→ Provided material:
· · ·

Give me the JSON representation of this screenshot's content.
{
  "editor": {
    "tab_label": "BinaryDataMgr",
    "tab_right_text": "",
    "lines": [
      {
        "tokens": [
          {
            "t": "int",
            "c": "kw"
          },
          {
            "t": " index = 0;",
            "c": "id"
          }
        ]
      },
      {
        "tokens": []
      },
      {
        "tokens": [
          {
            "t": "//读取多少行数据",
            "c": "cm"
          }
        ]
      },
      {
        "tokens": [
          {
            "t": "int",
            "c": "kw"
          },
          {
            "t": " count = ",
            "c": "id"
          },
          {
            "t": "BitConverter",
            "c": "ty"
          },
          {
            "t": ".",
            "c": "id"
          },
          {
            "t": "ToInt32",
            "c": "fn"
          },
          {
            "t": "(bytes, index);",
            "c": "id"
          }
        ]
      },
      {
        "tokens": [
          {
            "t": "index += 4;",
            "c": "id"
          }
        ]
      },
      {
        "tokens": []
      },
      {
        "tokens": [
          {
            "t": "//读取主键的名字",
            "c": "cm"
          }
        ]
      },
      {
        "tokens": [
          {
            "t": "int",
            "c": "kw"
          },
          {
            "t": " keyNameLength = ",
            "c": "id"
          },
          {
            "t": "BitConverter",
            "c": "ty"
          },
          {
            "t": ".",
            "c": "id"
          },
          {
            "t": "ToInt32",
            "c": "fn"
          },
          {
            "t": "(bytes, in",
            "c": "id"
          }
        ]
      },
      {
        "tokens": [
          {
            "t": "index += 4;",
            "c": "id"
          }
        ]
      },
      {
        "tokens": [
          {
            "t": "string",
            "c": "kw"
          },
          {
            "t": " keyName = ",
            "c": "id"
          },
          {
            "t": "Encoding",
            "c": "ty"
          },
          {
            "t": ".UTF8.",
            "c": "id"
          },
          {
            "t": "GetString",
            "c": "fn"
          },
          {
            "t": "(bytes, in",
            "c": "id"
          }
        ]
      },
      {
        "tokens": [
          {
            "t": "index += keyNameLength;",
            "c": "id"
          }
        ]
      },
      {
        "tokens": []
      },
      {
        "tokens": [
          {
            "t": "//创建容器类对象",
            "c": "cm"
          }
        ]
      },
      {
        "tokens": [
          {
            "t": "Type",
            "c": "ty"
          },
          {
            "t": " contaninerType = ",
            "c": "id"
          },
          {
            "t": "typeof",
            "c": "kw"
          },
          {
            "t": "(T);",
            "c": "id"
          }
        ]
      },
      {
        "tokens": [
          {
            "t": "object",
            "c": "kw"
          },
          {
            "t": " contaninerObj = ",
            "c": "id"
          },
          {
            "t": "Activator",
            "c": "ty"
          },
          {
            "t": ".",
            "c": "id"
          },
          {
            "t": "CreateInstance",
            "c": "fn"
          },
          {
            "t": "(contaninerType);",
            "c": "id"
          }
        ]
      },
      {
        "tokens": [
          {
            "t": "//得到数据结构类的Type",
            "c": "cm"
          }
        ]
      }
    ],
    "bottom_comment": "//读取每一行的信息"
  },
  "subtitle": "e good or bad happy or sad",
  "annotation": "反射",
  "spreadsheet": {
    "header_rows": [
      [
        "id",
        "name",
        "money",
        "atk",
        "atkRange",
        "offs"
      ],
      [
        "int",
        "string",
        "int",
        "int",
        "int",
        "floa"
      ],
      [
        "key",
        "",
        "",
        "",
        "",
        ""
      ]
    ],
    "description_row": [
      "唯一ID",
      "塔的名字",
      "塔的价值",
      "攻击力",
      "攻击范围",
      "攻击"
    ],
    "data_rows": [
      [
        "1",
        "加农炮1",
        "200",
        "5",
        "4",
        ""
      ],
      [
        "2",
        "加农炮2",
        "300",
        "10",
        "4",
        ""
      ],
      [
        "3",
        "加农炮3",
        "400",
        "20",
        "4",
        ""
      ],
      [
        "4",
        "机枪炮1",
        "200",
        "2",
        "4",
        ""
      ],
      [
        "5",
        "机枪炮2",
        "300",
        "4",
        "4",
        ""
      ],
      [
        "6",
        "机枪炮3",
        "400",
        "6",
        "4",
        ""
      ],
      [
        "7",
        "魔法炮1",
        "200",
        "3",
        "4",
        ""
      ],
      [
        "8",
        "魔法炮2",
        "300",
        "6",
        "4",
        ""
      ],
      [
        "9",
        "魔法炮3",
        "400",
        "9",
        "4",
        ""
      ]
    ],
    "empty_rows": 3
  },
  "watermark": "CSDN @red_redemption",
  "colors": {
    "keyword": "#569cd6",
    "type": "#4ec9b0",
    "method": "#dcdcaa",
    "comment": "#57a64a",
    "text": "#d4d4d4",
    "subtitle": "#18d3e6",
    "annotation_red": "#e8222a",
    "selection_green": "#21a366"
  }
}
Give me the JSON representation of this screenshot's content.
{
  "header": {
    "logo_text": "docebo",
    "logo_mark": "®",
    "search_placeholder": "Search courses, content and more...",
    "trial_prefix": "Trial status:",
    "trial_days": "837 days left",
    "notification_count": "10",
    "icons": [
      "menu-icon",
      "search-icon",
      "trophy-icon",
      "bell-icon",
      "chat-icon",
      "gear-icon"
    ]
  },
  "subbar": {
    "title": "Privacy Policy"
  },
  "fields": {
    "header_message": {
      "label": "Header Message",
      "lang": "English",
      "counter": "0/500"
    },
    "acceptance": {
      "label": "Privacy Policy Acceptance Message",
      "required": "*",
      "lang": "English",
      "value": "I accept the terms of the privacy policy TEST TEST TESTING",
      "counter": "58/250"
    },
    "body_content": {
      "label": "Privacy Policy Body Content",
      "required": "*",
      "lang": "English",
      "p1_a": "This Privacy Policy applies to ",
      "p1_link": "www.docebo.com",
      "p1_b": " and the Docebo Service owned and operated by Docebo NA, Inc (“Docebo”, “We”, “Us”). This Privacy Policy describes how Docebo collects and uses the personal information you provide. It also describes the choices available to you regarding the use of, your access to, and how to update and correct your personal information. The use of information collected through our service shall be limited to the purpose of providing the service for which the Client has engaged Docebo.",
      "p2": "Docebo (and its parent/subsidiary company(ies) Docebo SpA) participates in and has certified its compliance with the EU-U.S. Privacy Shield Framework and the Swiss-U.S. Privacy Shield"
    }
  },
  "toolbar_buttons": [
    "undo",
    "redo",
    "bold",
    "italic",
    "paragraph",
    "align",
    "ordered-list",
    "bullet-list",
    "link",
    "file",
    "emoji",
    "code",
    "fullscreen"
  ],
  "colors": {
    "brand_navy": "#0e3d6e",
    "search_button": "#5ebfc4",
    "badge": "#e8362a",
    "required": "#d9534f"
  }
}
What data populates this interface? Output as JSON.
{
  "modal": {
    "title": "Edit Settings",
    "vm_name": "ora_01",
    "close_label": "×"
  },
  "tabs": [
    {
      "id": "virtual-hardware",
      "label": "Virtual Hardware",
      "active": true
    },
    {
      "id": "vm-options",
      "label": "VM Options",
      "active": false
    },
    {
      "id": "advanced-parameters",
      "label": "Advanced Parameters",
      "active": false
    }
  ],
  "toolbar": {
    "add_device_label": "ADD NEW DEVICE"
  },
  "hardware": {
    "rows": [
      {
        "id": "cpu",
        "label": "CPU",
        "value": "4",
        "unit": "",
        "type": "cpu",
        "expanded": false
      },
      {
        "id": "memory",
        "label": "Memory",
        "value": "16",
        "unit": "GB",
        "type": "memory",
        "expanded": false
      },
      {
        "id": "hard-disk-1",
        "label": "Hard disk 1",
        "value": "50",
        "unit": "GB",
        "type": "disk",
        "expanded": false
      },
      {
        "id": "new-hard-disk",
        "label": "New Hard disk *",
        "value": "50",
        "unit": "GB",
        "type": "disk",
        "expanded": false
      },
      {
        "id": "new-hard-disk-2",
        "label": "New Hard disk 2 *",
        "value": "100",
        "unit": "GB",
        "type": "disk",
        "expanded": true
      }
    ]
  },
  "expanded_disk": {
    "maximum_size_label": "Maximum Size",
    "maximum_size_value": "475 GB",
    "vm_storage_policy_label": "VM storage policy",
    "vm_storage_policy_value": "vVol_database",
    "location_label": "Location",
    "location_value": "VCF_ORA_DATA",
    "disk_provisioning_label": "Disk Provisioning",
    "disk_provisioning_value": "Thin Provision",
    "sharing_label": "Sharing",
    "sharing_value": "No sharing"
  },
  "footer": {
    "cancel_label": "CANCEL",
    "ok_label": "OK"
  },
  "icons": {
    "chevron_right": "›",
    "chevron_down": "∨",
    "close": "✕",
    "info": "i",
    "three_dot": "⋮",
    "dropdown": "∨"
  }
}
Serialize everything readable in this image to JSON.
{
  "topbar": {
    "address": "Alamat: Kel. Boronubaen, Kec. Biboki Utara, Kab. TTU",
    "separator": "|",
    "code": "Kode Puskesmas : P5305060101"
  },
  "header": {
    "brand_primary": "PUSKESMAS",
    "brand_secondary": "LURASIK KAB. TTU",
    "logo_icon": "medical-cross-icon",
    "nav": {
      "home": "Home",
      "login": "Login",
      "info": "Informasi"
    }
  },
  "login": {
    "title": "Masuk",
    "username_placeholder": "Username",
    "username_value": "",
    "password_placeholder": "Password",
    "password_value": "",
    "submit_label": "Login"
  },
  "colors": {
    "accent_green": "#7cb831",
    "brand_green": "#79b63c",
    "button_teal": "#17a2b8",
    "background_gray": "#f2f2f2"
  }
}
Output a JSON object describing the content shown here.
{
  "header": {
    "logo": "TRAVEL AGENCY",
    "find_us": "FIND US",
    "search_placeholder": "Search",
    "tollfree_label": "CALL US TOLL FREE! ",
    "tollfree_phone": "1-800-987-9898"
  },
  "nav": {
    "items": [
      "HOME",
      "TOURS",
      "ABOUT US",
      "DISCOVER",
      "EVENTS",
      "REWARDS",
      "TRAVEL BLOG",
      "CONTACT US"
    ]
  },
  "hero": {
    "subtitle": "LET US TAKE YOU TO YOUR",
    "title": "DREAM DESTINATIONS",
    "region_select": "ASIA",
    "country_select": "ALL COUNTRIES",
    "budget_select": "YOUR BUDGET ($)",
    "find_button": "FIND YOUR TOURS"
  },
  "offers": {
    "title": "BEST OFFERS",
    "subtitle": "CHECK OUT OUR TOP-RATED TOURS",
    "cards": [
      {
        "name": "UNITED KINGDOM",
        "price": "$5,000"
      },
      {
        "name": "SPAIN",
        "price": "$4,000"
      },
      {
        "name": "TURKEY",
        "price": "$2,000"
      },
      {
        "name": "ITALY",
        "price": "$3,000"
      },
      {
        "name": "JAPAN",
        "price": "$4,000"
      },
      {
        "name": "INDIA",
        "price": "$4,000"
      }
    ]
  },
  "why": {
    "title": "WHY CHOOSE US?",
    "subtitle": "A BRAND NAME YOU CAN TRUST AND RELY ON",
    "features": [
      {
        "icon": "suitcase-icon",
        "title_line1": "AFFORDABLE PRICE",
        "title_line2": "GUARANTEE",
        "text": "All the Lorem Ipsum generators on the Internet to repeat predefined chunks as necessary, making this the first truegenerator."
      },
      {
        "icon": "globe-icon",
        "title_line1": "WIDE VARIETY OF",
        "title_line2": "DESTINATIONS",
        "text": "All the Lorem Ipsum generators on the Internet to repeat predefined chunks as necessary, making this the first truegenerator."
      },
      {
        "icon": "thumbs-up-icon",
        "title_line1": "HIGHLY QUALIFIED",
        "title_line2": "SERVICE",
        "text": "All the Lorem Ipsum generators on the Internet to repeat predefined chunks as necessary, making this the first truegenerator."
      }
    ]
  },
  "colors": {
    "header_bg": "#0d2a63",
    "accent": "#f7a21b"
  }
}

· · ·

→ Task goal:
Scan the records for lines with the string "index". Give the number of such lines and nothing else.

→ Reply:
5